WHAT THIS TASK INVOLVES. Your output should be the lines from the one containing "What data populates" through the last line below, both ends included, exactly as written and free of pictures.

*** DATA FOR REVIEW ***

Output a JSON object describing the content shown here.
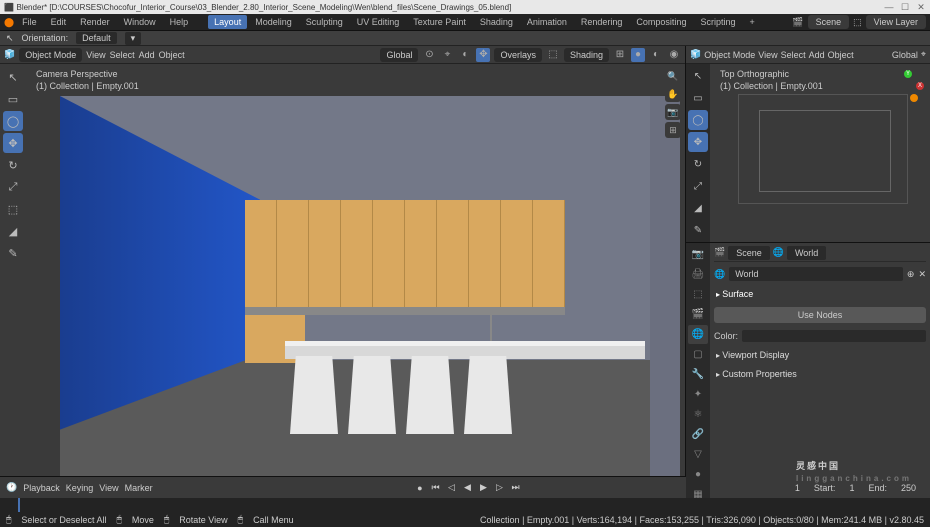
{
  "title": "Blender* [D:\\COURSES\\Chocofur_Interior_Course\\03_Blender_2.80_Interior_Scene_Modeling\\Wen\\blend_files\\Scene_Drawings_05.blend]",
  "menubar": {
    "items": [
      "File",
      "Edit",
      "Render",
      "Window",
      "Help"
    ],
    "tabs": [
      "Layout",
      "Modeling",
      "Sculpting",
      "UV Editing",
      "Texture Paint",
      "Shading",
      "Animation",
      "Rendering",
      "Compositing",
      "Scripting"
    ],
    "scene": "Scene",
    "viewlayer": "View Layer"
  },
  "headerbar": {
    "orient": "Orientation:",
    "def": "Default"
  },
  "viewport": {
    "mode": "Object Mode",
    "menus": [
      "View",
      "Select",
      "Add",
      "Object"
    ],
    "pivot": "Global",
    "overlays": "Overlays",
    "shading": "Shading",
    "overlay": {
      "l1": "Camera Perspective",
      "l2": "(1) Collection | Empty.001"
    },
    "tools": [
      "↖",
      "▭",
      "◯",
      "✥",
      "↻",
      "⤢",
      "⬚",
      "◢",
      "✎"
    ]
  },
  "miniview": {
    "mode": "Object Mode",
    "menus": [
      "View",
      "Select",
      "Add",
      "Object"
    ],
    "pivot": "Global",
    "overlay": {
      "l1": "Top Orthographic",
      "l2": "(1) Collection | Empty.001"
    }
  },
  "properties": {
    "crumbs": [
      "Scene",
      "World"
    ],
    "world": "World",
    "surface": "Surface",
    "usenodes": "Use Nodes",
    "color": "Color:",
    "viewport_display": "Viewport Display",
    "custom_props": "Custom Properties"
  },
  "timeline": {
    "menus": [
      "Playback",
      "Keying",
      "View",
      "Marker"
    ],
    "cur": "1",
    "start_lbl": "Start:",
    "start": "1",
    "end_lbl": "End:",
    "end": "250"
  },
  "status": {
    "left": "Select or Deselect All",
    "mid1": "Move",
    "mid2": "Rotate View",
    "mid3": "Call Menu",
    "right": "Collection | Empty.001 | Verts:164,194 | Faces:153,255 | Tris:326,090 | Objects:0/80 | Mem:241.4 MB | v2.80.45"
  },
  "watermark": {
    "main": "灵感中国",
    "sub": "lingganchina.com"
  }
}
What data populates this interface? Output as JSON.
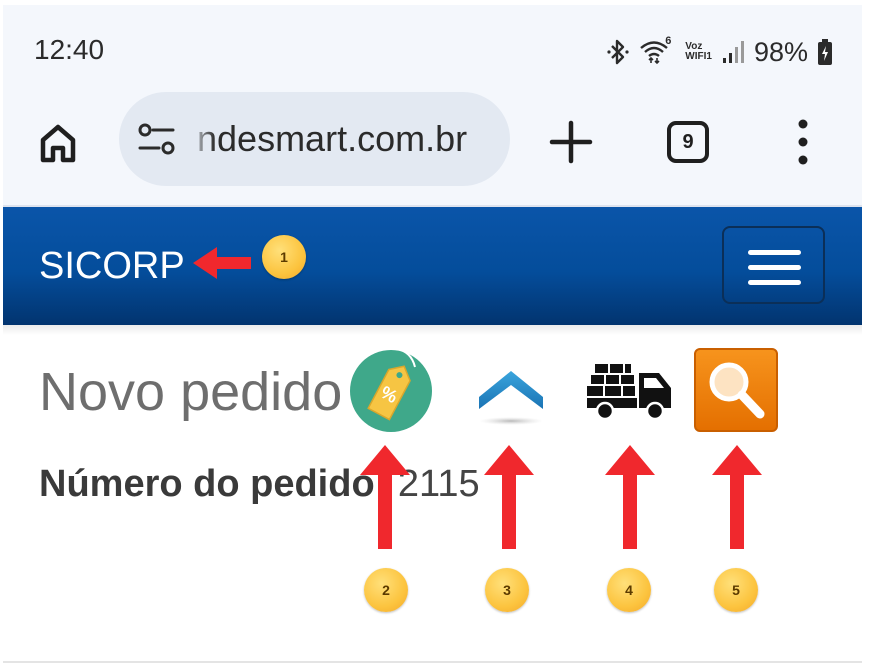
{
  "status_bar": {
    "time": "12:40",
    "wifi_label": "6",
    "voz_label": "Voz",
    "wifi_sub_label": "WIFI1",
    "battery": "98%"
  },
  "browser": {
    "url": "ndesmart.com.br",
    "tab_count": "9",
    "icons": [
      "home-icon",
      "site-settings-icon",
      "plus-icon",
      "tabs-icon",
      "more-vert-icon"
    ]
  },
  "navbar": {
    "brand": "SICORP",
    "toggle_icon": "hamburger-icon",
    "color_top": "#0a55a9",
    "color_bottom": "#02346f"
  },
  "page": {
    "title": "Novo pedido",
    "order_label": "Número do pedido:",
    "order_value": "2115"
  },
  "toolbar_icons": [
    {
      "name": "discount-tag-icon",
      "symbol": "%"
    },
    {
      "name": "scroll-up-icon"
    },
    {
      "name": "delivery-truck-icon"
    },
    {
      "name": "search-icon"
    }
  ],
  "annotations": {
    "badges": [
      "1",
      "2",
      "3",
      "4",
      "5"
    ],
    "arrow_color": "#f0282d",
    "badge_color": "#fcc43f"
  }
}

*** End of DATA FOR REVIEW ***

SOLUTION TO THE EXERCISE.
What data populates this interface? Output as JSON.
{
  "status_bar": {
    "time": "12:40",
    "wifi_label": "6",
    "voz_label": "Voz",
    "wifi_sub_label": "WIFI1",
    "battery": "98%"
  },
  "browser": {
    "url": "ndesmart.com.br",
    "tab_count": "9",
    "icons": [
      "home-icon",
      "site-settings-icon",
      "plus-icon",
      "tabs-icon",
      "more-vert-icon"
    ]
  },
  "navbar": {
    "brand": "SICORP",
    "toggle_icon": "hamburger-icon",
    "color_top": "#0a55a9",
    "color_bottom": "#02346f"
  },
  "page": {
    "title": "Novo pedido",
    "order_label": "Número do pedido:",
    "order_value": "2115"
  },
  "toolbar_icons": [
    {
      "name": "discount-tag-icon",
      "symbol": "%"
    },
    {
      "name": "scroll-up-icon"
    },
    {
      "name": "delivery-truck-icon"
    },
    {
      "name": "search-icon"
    }
  ],
  "annotations": {
    "badges": [
      "1",
      "2",
      "3",
      "4",
      "5"
    ],
    "arrow_color": "#f0282d",
    "badge_color": "#fcc43f"
  }
}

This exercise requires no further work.